----- Extracted information -----

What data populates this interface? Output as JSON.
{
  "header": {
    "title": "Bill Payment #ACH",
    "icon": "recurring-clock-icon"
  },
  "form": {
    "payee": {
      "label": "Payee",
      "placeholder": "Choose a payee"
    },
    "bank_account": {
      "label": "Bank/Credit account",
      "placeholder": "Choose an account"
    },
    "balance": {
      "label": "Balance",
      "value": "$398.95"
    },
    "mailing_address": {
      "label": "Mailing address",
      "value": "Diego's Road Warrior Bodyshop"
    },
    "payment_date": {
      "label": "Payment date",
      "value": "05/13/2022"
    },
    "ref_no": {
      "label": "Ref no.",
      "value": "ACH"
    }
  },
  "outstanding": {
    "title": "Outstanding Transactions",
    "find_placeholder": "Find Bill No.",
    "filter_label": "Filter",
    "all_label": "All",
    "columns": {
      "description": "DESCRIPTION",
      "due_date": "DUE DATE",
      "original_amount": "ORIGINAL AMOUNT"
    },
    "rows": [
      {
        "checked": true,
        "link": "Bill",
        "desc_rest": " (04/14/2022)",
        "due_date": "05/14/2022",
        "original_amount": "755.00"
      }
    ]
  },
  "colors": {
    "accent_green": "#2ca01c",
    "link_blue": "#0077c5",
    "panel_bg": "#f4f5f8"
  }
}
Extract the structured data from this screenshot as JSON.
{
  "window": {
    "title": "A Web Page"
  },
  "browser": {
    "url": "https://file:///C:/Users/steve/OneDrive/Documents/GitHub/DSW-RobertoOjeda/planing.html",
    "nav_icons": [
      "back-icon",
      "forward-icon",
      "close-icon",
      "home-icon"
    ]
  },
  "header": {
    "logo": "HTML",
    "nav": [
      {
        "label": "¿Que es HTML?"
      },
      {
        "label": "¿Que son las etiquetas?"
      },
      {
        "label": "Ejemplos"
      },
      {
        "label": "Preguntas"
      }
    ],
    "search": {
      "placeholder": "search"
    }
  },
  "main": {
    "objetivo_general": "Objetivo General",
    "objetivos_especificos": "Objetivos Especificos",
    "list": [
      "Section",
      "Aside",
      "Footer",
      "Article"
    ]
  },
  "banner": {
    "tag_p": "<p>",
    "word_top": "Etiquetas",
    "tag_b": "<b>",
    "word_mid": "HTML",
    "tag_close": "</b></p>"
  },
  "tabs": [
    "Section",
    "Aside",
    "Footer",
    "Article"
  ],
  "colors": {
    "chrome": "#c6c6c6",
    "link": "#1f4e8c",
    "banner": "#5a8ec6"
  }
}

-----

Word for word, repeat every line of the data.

What data populates this interface? Output as JSON.
{
  "header": {
    "title": "Bill Payment #ACH",
    "icon": "recurring-clock-icon"
  },
  "form": {
    "payee": {
      "label": "Payee",
      "placeholder": "Choose a payee"
    },
    "bank_account": {
      "label": "Bank/Credit account",
      "placeholder": "Choose an account"
    },
    "balance": {
      "label": "Balance",
      "value": "$398.95"
    },
    "mailing_address": {
      "label": "Mailing address",
      "value": "Diego's Road Warrior Bodyshop"
    },
    "payment_date": {
      "label": "Payment date",
      "value": "05/13/2022"
    },
    "ref_no": {
      "label": "Ref no.",
      "value": "ACH"
    }
  },
  "outstanding": {
    "title": "Outstanding Transactions",
    "find_placeholder": "Find Bill No.",
    "filter_label": "Filter",
    "all_label": "All",
    "columns": {
      "description": "DESCRIPTION",
      "due_date": "DUE DATE",
      "original_amount": "ORIGINAL AMOUNT"
    },
    "rows": [
      {
        "checked": true,
        "link": "Bill",
        "desc_rest": " (04/14/2022)",
        "due_date": "05/14/2022",
        "original_amount": "755.00"
      }
    ]
  },
  "colors": {
    "accent_green": "#2ca01c",
    "link_blue": "#0077c5",
    "panel_bg": "#f4f5f8"
  }
}
Extract the structured data from this screenshot as JSON.
{
  "window": {
    "title": "A Web Page"
  },
  "browser": {
    "url": "https://file:///C:/Users/steve/OneDrive/Documents/GitHub/DSW-RobertoOjeda/planing.html",
    "nav_icons": [
      "back-icon",
      "forward-icon",
      "close-icon",
      "home-icon"
    ]
  },
  "header": {
    "logo": "HTML",
    "nav": [
      {
        "label": "¿Que es HTML?"
      },
      {
        "label": "¿Que son las etiquetas?"
      },
      {
        "label": "Ejemplos"
      },
      {
        "label": "Preguntas"
      }
    ],
    "search": {
      "placeholder": "search"
    }
  },
  "main": {
    "objetivo_general": "Objetivo General",
    "objetivos_especificos": "Objetivos Especificos",
    "list": [
      "Section",
      "Aside",
      "Footer",
      "Article"
    ]
  },
  "banner": {
    "tag_p": "<p>",
    "word_top": "Etiquetas",
    "tag_b": "<b>",
    "word_mid": "HTML",
    "tag_close": "</b></p>"
  },
  "tabs": [
    "Section",
    "Aside",
    "Footer",
    "Article"
  ],
  "colors": {
    "chrome": "#c6c6c6",
    "link": "#1f4e8c",
    "banner": "#5a8ec6"
  }
}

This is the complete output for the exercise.